How does filling out the Census impact your community and every day life?
We’re here with Detroit Community Technology Project and Detroit Digital Justice Coalition to answer that and other frequently asked questions about the 2020 Census.
Is there something you want to know that we haven’t answered yet? Comment with your questions about the 2020 Census below, or email them directly to firstname.lastname@example.org!
What’s at stake?
The Census count affects funding for many programs that impact residents of Southeast Michigan.
Below, you can see how much was spent in Michigan on some familiar programs in 2016. Click the programs below to learn more about the programs.
What is the Census?
Learn more about the Census from its history to budget issues to how it impacts local funding with our 12-blog series you can scroll through below, exploring these and other Census-related topics.
Who gets counted?
The goal of the Census is to count all people residing in the
United States at their usual residence—where they live and
sleep most of the time.
Not sure where you’ll be counted?
See if one of these specific situations applies to you:
Homeowners and Renters
with one residence will be counted at this residence, even if not physically there on April 1, 2020.
such as vacationers or multi-home owners
will receive the Census form at each housing unit, but should respond only from their usual address of residence.
Children Under Shared Custody
will be counted at the residence where they live and sleep most of the time.
are counted at their usual U.S. address. Tourists and travelers are not counted.
Group Facility Residents
will be counted at the facility in which they are housed or living on April 1, 2020.
Active Military & Family
will be counted at their usual residence if stationed in the U.S. Those stations overseas are counted as part of the federally-affiliated overseas population.
are counted at their on-campus housing or usual residence, even if on holiday or break. Those attending school outside the U.S. are not counted.
Persons Living Abroad
as part of a federal mission are counted as part of the federally-affiliated overseas population. Other expats are not counted.
Persons Experiencing Homelessness
will be counted at their usual residence if applicable, or at the temporary shelter, residence, or outdoor location where they are present on April 1, 2020.
Who might be missed?
Hard to count populations make up large portions of Southeast Michigan’s residents, which is why there is such a strong effort to make sure everyone is counted.
These are some of the usual missing pieces to a community’s Census count:
For more information on these populations and how we can make sure they are counted, check out our Census Blog Posts.
Visit these great resources to learn more about how to make your community count in the 2020 Census.
- Action items for nonprofits
- Counting for Dollars – more detail about the way Census counts impact funding
- Coloring pages for kids
Census Bureau’s Outreach Mapper to identify census tracts that might have difficulty being counted
These graphics and flyers can help you talk about the Census to your friends and family!
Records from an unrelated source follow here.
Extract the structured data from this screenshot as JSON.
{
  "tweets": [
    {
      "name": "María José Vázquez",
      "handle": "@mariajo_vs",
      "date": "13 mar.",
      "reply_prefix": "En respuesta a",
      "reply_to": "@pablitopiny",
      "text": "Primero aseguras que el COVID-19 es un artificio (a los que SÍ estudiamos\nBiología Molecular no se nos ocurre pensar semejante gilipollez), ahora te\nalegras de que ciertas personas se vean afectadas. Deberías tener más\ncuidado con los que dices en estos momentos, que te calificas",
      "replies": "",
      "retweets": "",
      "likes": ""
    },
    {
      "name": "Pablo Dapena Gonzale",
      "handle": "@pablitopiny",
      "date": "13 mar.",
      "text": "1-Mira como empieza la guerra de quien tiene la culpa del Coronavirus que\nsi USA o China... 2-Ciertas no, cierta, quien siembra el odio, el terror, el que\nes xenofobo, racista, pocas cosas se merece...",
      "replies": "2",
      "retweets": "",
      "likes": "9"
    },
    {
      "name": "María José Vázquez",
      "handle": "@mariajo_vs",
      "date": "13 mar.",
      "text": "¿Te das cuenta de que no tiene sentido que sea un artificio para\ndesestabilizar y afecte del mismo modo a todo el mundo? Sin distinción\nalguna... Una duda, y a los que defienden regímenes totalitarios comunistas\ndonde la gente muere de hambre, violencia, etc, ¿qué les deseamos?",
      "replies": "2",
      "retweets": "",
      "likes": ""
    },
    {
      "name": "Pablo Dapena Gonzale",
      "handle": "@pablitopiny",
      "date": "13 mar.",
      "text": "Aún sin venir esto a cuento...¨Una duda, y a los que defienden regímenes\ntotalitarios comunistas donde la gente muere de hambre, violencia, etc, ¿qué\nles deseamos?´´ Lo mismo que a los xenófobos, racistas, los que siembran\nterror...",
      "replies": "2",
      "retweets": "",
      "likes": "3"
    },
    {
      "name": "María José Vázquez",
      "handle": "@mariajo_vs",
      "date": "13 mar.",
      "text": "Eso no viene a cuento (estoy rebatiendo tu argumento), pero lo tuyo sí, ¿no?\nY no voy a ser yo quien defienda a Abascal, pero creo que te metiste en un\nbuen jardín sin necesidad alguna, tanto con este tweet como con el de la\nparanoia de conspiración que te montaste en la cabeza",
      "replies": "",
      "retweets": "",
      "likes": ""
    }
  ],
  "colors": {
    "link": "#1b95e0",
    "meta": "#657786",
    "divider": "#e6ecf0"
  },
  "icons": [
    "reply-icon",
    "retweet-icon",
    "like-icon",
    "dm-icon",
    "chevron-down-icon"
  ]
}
We all need to pitch in to make sure Southeast Michigan has a complete count.
Share your stories about how these programs have affected you, or learn more about the 2020 Census at the next DiscoTech, hosted by the Detroit Digital Justice Coalition and the Detroit Community Technology Project. The next DiscoTech will be on Saturday, February 29 2020 from noon-3pm, at Detroit Association of Black Organizations (inside the Sheffield Center – 12048 Grand River, Detroit, MI 48204).